#### [WORK INSTRUCTIONS]
Work out how many lines in the listing below carry the word "text". Give that number alone.

#### [INPUT DATA]
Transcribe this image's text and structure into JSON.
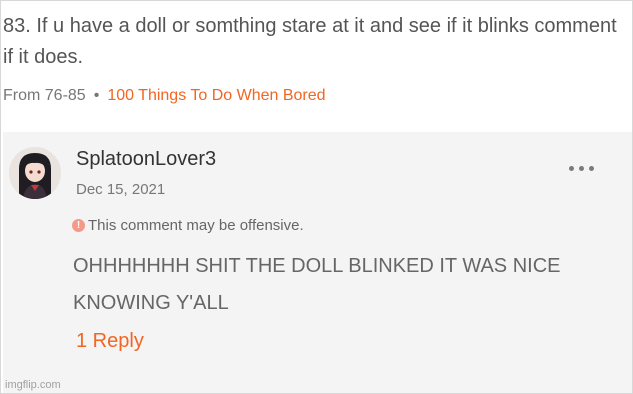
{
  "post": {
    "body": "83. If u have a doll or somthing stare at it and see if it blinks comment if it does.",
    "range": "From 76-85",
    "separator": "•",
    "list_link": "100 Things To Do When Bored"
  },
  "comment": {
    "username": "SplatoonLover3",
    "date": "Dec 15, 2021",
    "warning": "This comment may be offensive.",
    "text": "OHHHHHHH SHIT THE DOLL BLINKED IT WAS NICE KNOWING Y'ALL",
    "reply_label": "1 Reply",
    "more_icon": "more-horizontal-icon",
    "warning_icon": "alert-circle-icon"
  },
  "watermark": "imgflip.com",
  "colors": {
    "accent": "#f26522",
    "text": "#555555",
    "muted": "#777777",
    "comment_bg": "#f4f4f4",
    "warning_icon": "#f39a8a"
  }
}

#### [EXERCISE RESULT]
3